A man leaves Greek and Cypriot flags on caskets of Greek soldiers, whose remains were recently discovered in the wreckage of a Greek military aircraft shot down by friendly fire in 1974, at the Tymvos Macedonitissas military cemetery in Nicosia, on Tuesday.

Cyprus formally apologized to Greece on Tuesday as it handed over the remains of 16 Greek commandos who were killed by “friendly fire” during Turkey’s 1974 invasion of the island.

The soldiers were on board a French-built Noratlas transport aircraft that was headed to Nicosia airport to reinforce the Greek Cypriot National Guard when it was mistaken for a Turkish bomber and shot down.

Of the 32 people on board, just one survived.

Amid the chaos of the invasion, during which Turkish troops occupied a third of the island, the bodies of 15 of the dead were hastily buried in a mass grave still inside the wreckage of the downed aircraft.

The Cyprus government launched a search for the gravesite in February 2014 after the families of two of the dead appealed to the European Court of Human Rights (ECHR).

It was located in August last year and a painstaking 14-month exhumation operation ensued to recover the remains.

Cypriot President Nicos Anastasiades apologized both for the anti-aircraft fire that killed the soldiers and for the decades of delay in returning their bodies.

“For mistakes made by the Cypriot state I must express my deepest apology to all those hurt,” Anastasiades said at a memorial ceremony in Nicosia.

He said it was an “unforgivable mistake made in the confusion of battle.”

The bodies of 16 of the dead were recovered at the time and buried in a military cemetery outside Nicosia.

Their remains were repatriated to Greece in 1979, but in a tragic mix-up some were misidentified.

The remains of one of those wrongly identified were handed over on Tuesday together with those of the 15 exhumed this year.

The Turkish invasion followed an Athens-inspired Greek Cypriot coup in Nicosia seeking union with Greece.

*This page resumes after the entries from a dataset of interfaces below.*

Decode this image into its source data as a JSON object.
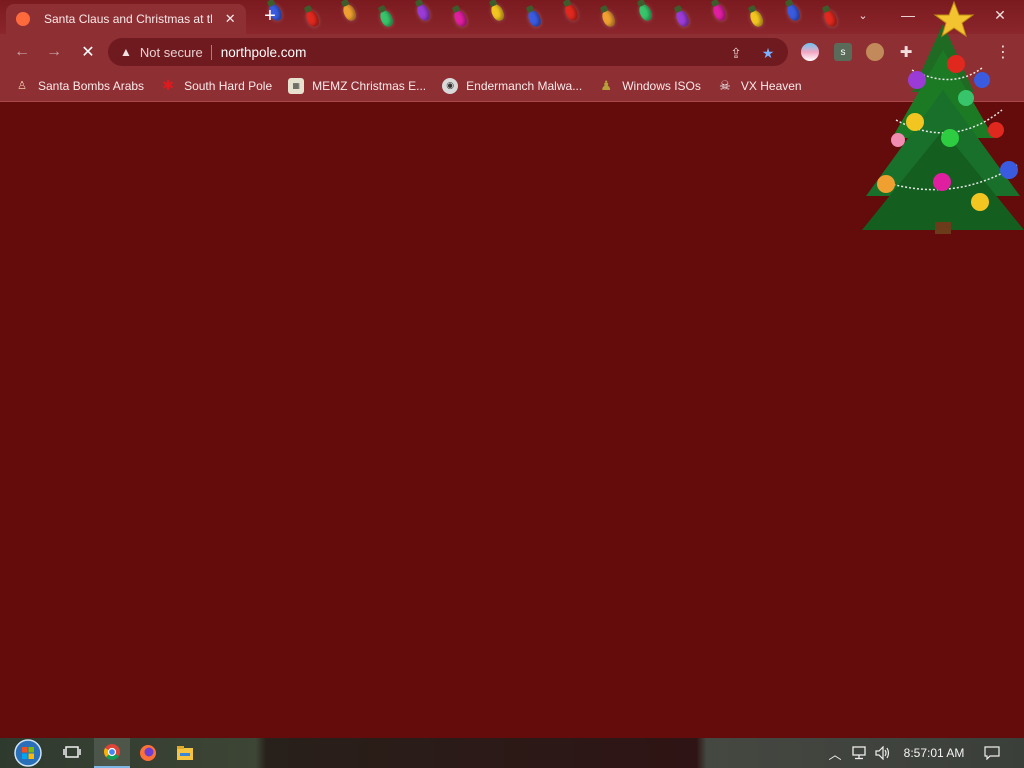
{
  "window": {
    "tab_title": "Santa Claus and Christmas at the",
    "tab_close": "✕",
    "new_tab": "+",
    "tab_search": "⌄",
    "minimize": "—",
    "close": "✕"
  },
  "toolbar": {
    "back": "←",
    "forward": "→",
    "stop": "✕",
    "security_icon": "▲",
    "security_label": "Not secure",
    "url": "northpole.com",
    "share_icon": "⇪",
    "bookmark_icon": "★",
    "menu_icon": "⋮",
    "extension_s": "s"
  },
  "bookmarks": [
    {
      "label": "Santa Bombs Arabs",
      "icon": "santa-icon"
    },
    {
      "label": "South Hard Pole",
      "icon": "snowflake-icon"
    },
    {
      "label": "MEMZ Christmas E...",
      "icon": "memz-icon"
    },
    {
      "label": "Endermanch Malwa...",
      "icon": "raccoon-icon"
    },
    {
      "label": "Windows ISOs",
      "icon": "windows-iso-icon"
    },
    {
      "label": "VX Heaven",
      "icon": "vx-heaven-icon"
    }
  ],
  "taskbar": {
    "time": "8:57:01 AM",
    "tray_chevron": "^",
    "items": [
      "start-orb",
      "task-view",
      "chrome",
      "firefox",
      "file-explorer"
    ]
  },
  "colors": {
    "page_bg": "#640b0b",
    "toolbar_bg": "#8e2f34",
    "bookmark_star": "#7ab0ff"
  }
}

It left the Greek-officered Greek Cypriot National Guard in disarray, outnumbered and outgunned.